McVaney felt that in order to compete effectively, his company needed additional capital and needed to go public. Bringing in Doug Massingill as CEO, JDE went public on September 24, 1997, at an initial price of $23 per share and was traded on NASDAQ under the symbol JDEC. By 1998, JDE revenues was in excess of $934.0 million when McVaney retired. McVaney came out of retirement and fired Massingill returning in April 2000 as CEO because he felt that ongoing problems with quality control of the company's client–server OneWorld product were severely cutting into the Company's credibility as an ERP provider. McVaney stood firm that the Company wait as long as necessary to release an absolutely ironclad-reliable upgraded ERP product. After a delaying the upgrade for one year and refusing all requests by marketing for what he felt was a premature release, in the fall of 2000, JDE released B7333 which was rebranded a "OneWorld Xe." Xe proved to be a most stable release to date and went a long way towards restoring customer confidence. McVaney had also been quietly encouraging customer feedback by supporting the totally independent JDE user group called Quest International. Confident that the company was on the right track, McVaney retired again in January 2002, bringing in Robert Dutkowsky from Teradyne as the new president and CEO. McVaney remained on the board, and Dutkowsky, who comes from Teradyne, added the title chairman and at Edwards' stockholders meeting in March 2002, joked how felt happy to return to streams not far from JD Edwards' Denver headquarters. Dutkowsky, however, did little to ensure the success of JD Edwards. Instead he simply focused on selling the company, eventually succeeding in doing so to PeopleSoft in mid-2003. This in turn spearheaded the acquisition spree of Oracle which continued unabated to the present.

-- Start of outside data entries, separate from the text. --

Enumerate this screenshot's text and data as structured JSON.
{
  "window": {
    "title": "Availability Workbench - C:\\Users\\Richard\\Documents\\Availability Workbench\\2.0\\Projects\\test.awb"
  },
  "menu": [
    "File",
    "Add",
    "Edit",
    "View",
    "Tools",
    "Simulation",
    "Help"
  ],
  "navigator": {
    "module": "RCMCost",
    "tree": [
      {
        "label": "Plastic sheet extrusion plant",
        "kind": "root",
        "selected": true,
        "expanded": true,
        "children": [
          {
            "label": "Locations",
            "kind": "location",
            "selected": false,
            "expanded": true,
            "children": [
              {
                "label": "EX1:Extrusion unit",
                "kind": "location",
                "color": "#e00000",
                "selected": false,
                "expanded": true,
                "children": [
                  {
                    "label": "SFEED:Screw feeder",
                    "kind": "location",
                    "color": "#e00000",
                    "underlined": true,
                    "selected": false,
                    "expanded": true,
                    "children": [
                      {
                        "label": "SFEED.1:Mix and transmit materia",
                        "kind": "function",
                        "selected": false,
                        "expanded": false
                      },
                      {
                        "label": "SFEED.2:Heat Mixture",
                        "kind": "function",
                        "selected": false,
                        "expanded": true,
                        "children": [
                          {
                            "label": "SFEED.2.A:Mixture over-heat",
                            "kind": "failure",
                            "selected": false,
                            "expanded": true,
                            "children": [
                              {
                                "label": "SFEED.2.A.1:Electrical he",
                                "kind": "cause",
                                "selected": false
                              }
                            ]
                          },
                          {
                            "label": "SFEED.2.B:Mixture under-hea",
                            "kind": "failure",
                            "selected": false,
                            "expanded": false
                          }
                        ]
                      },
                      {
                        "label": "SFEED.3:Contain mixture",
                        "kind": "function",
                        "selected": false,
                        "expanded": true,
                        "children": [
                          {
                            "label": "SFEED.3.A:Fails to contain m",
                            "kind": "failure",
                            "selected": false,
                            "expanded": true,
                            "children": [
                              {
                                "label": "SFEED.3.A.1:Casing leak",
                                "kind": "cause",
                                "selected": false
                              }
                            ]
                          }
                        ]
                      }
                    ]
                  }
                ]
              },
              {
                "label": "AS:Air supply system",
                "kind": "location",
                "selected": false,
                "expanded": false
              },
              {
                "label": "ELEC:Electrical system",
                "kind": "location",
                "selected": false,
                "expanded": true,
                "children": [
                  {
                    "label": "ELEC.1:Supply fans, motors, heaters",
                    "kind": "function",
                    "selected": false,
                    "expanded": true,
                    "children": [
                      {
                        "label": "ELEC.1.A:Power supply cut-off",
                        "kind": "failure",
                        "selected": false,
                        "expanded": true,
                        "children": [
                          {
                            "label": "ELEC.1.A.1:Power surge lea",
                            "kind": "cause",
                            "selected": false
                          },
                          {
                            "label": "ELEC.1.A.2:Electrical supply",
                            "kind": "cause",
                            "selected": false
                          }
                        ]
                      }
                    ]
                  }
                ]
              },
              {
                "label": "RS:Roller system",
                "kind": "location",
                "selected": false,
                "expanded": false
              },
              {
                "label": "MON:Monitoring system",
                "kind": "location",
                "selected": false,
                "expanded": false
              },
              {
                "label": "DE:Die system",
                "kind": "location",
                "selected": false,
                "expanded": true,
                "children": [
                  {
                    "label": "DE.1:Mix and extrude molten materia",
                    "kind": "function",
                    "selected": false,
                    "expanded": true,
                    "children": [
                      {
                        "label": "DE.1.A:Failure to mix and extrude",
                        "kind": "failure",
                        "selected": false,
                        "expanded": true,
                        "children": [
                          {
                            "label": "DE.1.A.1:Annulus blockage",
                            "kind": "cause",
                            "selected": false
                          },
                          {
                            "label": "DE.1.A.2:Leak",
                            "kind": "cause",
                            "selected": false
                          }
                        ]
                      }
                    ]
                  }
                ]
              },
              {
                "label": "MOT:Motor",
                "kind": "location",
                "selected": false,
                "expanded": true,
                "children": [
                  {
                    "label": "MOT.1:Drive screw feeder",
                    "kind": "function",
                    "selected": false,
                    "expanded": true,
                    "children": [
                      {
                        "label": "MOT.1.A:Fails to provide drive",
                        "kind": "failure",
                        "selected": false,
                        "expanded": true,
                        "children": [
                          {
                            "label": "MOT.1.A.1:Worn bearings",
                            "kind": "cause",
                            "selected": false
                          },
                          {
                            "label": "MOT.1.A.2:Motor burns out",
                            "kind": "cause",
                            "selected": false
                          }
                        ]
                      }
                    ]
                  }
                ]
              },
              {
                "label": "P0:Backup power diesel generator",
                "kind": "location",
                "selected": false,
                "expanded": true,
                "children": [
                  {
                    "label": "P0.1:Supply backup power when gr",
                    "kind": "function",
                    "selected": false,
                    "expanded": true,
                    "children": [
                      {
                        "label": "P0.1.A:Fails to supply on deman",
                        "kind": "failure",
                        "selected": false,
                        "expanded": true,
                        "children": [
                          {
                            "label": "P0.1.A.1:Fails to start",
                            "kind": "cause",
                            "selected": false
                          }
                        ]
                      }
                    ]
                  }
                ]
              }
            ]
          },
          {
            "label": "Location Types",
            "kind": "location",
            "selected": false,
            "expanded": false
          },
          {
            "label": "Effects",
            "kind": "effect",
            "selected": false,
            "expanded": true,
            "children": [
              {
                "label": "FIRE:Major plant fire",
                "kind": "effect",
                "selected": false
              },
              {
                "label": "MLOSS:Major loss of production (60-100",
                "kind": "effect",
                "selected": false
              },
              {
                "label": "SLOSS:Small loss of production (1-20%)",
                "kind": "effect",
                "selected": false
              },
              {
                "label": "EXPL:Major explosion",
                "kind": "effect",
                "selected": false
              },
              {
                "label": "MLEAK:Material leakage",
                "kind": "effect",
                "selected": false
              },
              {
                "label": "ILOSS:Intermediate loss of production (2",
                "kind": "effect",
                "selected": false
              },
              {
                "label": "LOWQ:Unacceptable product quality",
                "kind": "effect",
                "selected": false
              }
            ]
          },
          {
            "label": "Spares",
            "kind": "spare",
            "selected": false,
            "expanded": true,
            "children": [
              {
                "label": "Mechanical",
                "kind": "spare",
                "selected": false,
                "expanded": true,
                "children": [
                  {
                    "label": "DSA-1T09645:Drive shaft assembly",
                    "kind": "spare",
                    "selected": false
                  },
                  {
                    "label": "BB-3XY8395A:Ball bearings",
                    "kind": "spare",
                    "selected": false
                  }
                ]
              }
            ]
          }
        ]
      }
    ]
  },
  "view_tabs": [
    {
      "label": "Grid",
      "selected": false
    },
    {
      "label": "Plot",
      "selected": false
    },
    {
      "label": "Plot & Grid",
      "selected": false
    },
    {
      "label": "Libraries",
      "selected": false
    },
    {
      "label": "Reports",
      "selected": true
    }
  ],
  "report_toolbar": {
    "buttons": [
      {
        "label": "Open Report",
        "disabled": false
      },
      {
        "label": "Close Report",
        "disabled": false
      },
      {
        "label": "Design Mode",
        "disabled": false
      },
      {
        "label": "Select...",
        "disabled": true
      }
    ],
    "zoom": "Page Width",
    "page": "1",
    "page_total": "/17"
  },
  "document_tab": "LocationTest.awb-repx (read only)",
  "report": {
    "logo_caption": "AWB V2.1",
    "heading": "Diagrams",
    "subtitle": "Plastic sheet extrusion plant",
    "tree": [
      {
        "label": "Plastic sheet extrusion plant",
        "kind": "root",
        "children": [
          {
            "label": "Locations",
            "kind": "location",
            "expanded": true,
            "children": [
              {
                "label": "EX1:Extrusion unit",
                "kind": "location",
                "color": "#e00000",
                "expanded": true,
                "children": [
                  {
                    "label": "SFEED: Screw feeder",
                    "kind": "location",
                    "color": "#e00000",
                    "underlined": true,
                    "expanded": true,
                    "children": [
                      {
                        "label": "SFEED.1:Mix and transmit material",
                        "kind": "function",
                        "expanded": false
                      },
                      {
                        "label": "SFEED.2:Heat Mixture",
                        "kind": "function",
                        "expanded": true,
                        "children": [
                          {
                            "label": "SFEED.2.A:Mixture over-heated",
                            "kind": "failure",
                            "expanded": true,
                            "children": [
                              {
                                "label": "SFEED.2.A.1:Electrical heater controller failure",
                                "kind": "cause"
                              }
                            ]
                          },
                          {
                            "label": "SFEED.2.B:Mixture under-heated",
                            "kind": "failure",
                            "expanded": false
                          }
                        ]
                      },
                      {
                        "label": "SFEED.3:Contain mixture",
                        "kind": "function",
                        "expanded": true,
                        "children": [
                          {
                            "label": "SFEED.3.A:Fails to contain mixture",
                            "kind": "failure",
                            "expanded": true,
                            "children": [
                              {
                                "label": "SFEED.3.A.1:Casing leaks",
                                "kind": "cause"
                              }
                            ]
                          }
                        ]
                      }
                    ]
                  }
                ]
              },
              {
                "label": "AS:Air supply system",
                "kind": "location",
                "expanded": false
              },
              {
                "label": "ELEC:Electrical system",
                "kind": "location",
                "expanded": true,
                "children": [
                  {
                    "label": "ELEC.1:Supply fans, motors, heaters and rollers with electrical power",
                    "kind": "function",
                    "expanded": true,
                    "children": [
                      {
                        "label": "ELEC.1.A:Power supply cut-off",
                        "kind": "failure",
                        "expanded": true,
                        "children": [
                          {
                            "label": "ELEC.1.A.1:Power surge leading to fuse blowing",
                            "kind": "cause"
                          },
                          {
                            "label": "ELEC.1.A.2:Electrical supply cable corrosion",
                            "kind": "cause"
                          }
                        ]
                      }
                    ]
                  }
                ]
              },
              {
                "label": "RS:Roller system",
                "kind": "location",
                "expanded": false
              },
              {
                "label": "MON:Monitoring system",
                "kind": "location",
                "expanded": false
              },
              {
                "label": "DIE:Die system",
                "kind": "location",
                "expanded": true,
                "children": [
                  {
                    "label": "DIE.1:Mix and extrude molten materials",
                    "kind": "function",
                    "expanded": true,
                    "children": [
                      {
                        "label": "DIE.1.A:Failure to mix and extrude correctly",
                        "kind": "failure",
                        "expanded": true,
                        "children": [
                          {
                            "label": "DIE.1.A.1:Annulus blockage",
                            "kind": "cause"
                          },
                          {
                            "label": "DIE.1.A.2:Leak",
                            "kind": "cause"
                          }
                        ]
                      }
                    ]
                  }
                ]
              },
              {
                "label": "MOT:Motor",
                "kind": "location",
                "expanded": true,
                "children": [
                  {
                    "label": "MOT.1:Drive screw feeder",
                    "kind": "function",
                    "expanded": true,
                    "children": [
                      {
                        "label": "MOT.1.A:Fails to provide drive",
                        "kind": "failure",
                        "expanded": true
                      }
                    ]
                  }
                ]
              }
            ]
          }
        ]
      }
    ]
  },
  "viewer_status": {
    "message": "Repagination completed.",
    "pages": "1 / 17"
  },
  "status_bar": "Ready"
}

McVaney is married to his wife of over forty years, Carole McVaney whom he had met in high school and married in 1963. They have three children and as of 2002, seven grandchildren.
Involvement in philanthropy
In May 1998, McVaney donated more than $32 million to the University of Nebraska-Lincoln to found the JD Edwards Honors Program. This program is charged with educating the next generation of business professionals by combining computer science education with business management skills.
Work in Iraq for the Coalition Provisional Authority in 2003
In 2003, against the objections of some family and most friends, McVaney volunteered his expertise in the difficult task of helping rebuild an Iraq shattered by the American invasion to take down the Saddam Hussein regime and the chaos and sectarian violence that resulted from the collapse of organized rule and the rise of armed militias. Living in the Baghdad's Green Zone and sleeping with his kevlar helmet, McVaney worked with American and Iraqi counterparts.
- 2002 Transcript of an Computerworld Honors Program oral history video interview with Ed McVaney by Daniel S. Morrow at his home, the McVaney Ranch, in Colorado, 2002
- C. EDWARD MCVANEY: Oral History, Computerworld Honors Program. Accessed July 6, 2011. "We moved back east and lived in Cedar Grove, New Jersey."